(director: Sue Brooks; screenwriter: Alison Tilson; cinematographer: Ian Baker; editor: Jill Bilcock; music: Elizabeth Drake; cast: Toni Collette (Sandy Edwards), Gotaro Tsunashima (Tachibana Hiromitsu), Matthew Dyktynski (Bill Baird), Lynette Curran (Mother), Kate Atkinson (Jackie), John Howard (Richards), Bill Young (Jimmy Smithers), Yumiko Tanaka (Yukiko); Runtime: 105; MPAA Rating: R; producer: Sue Maslin; Palace Films / Samuel Goldwyn Films; 2003-Australia)
“I found the story as barren as the landscape.”
Reviewed by Dennis Schwartz
A quiet, slow-paced interracial love story I had a disconnect with. Though moved by Toni Collette’s brilliant performance, I failed to be moved by this ill-fated relationship and the underwritten plot that was more baffling and trite than emotionally real.
Geologist Sandy Edwards (Toni Collette) who also runs a software design company in Perth with a business partner, Bill Baird (Matthew Dyktynski), lives at home with her widowed mom (Lynette Curran) and displays at times a bad attitude with her opinionated but well-meaning mom. Her bossy partner assigns her as a driver and chaperone to visiting Japanese executive Tachibana Hiromitsu (Gotaro Tsunashima), whom her company is interested in selling their innovative topographical geology software. At Hiro’s request they drive 5-hours north to Western Australia’s Outback to visit a mine in the Pilbara region, where some of the world’s largest deposits of iron ore are mined. At first the two don’t like each other and seem to be divided by cultural and class barriers, as Sandy finds him too reserved and dull and chauvinistic while Hiro finds her loud and aggressive and with a big rump. Hiro treats Sandy like a servant (as she doesn’t understand the business protocol expected and fails to bow and exchange business cards). When Hiro learns differently, he still shows little interest in the software and instead becomes mysteriously consumed by the vast open spaces and no people, which is opposite from Japan. Hiro who speaks little English, is also consumed with taking photos of himself in the barren land. Sandy finds him odd and this babysitting assignment a real chore and can’t wait to return to her usual routines, especially when he gets drunk at a Karaoke bar and she has to nurse him through it.

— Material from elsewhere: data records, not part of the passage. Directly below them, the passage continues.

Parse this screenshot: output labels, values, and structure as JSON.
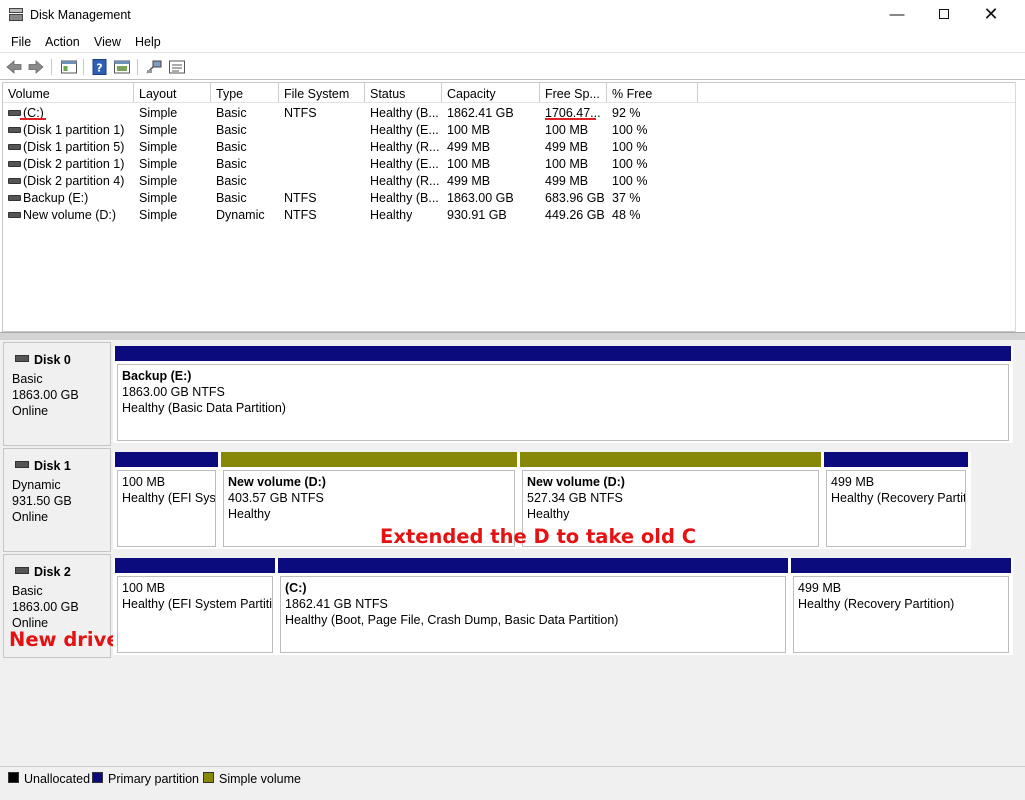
{
  "window": {
    "title": "Disk Management"
  },
  "menu": [
    "File",
    "Action",
    "View",
    "Help"
  ],
  "volume_list": {
    "columns": [
      "Volume",
      "Layout",
      "Type",
      "File System",
      "Status",
      "Capacity",
      "Free Sp...",
      "% Free"
    ],
    "rows": [
      [
        "(C:)",
        "Simple",
        "Basic",
        "NTFS",
        "Healthy (B...",
        "1862.41 GB",
        "1706.47...",
        "92 %"
      ],
      [
        "(Disk 1 partition 1)",
        "Simple",
        "Basic",
        "",
        "Healthy (E...",
        "100 MB",
        "100 MB",
        "100 %"
      ],
      [
        "(Disk 1 partition 5)",
        "Simple",
        "Basic",
        "",
        "Healthy (R...",
        "499 MB",
        "499 MB",
        "100 %"
      ],
      [
        "(Disk 2 partition 1)",
        "Simple",
        "Basic",
        "",
        "Healthy (E...",
        "100 MB",
        "100 MB",
        "100 %"
      ],
      [
        "(Disk 2 partition 4)",
        "Simple",
        "Basic",
        "",
        "Healthy (R...",
        "499 MB",
        "499 MB",
        "100 %"
      ],
      [
        "Backup (E:)",
        "Simple",
        "Basic",
        "NTFS",
        "Healthy (B...",
        "1863.00 GB",
        "683.96 GB",
        "37 %"
      ],
      [
        "New volume (D:)",
        "Simple",
        "Dynamic",
        "NTFS",
        "Healthy",
        "930.91 GB",
        "449.26 GB",
        "48 %"
      ]
    ]
  },
  "disks": [
    {
      "name": "Disk 0",
      "type": "Basic",
      "size": "1863.00 GB",
      "state": "Online",
      "partitions": [
        {
          "name": "Backup  (E:)",
          "line1": "1863.00 GB NTFS",
          "line2": "Healthy (Basic Data Partition)",
          "kind": "primary"
        }
      ]
    },
    {
      "name": "Disk 1",
      "type": "Dynamic",
      "size": "931.50 GB",
      "state": "Online",
      "partitions": [
        {
          "name": "",
          "line1": "100 MB",
          "line2": "Healthy (EFI Syst",
          "kind": "primary"
        },
        {
          "name": "New volume  (D:)",
          "line1": "403.57 GB NTFS",
          "line2": "Healthy",
          "kind": "simple"
        },
        {
          "name": "New volume  (D:)",
          "line1": "527.34 GB NTFS",
          "line2": "Healthy",
          "kind": "simple"
        },
        {
          "name": "",
          "line1": "499 MB",
          "line2": "Healthy (Recovery Partiti",
          "kind": "primary"
        }
      ]
    },
    {
      "name": "Disk 2",
      "type": "Basic",
      "size": "1863.00 GB",
      "state": "Online",
      "partitions": [
        {
          "name": "",
          "line1": "100 MB",
          "line2": "Healthy (EFI System Partitio",
          "kind": "primary"
        },
        {
          "name": "(C:)",
          "line1": "1862.41 GB NTFS",
          "line2": "Healthy (Boot, Page File, Crash Dump, Basic Data Partition)",
          "kind": "primary"
        },
        {
          "name": "",
          "line1": "499 MB",
          "line2": "Healthy (Recovery Partition)",
          "kind": "primary"
        }
      ]
    }
  ],
  "annotations": {
    "extended": "Extended the D to take old C",
    "new_drive": "New drive"
  },
  "legend": [
    "Unallocated",
    "Primary partition",
    "Simple volume"
  ],
  "colors": {
    "unallocated": "#000000",
    "primary": "#0b0b7d",
    "simple": "#878708",
    "annotation": "#e41212"
  }
}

Things get desperate when Hiro insists Sandy drive to an isolated desert area and their rented 4WD land cruiser gets stuck in the sand. Unable to get a signal from his cell phone, they spend the night in the cold Pilbara desert and miraculously bond because of their survival experience to adapt to the fierce environment. The next day they get out of the rut and go to a motel where she corrects his English, telling him they were in a desert not a dessert. Without any more chemistry than that, she shows him her healthy Aussie bod and they make love. When Sandy learns that Hiro’s married and has children, she seems disappointed but accepts this one-night stand as part of the business deal.
But Sue Brooks’s (“Road To Nhill”) Japanese Story is not satisfied with a forbidden romantic tale, nor even with just bridging the understanding gap between two cultures who were bitter enemies during WW11 — as one Aussie in the film bluntly says, our former enemies now own our country. Instead, the filmmaker takes a far turn off the main road and brings in a tragic incident which adds undeserved gravitas to a film that seems to have gotten lost itself in the Outback. The conclusion deals with this new melodramatic development and the story moves from Sandy being all distant and bitchy to now all thawed out and digging her Japanese experience as if she struck gold. I suppose the filmmaker tries to show that sadness is common to both cultures and both can best understand each other through their common pain and fears and that inner change comes about when one’s arrogance dissipates. The result is their desert experience has changed their rigid personalities, and either made them a better person or helped them find what was missing in their life. For me that was much too artsy-fartsy a way of looking at things, especially since I found the story as barren as the landscape.
The snail’s pace of the film makes it a torturous watch, though it’s filled with striking scenery of the red sand, imposing rock formations, vast blue skies and a barren desert which act to lull away the time as I played tourist while trapped in a languid storyline.
REVIEWED ON 12/26/2003 GRADE: C +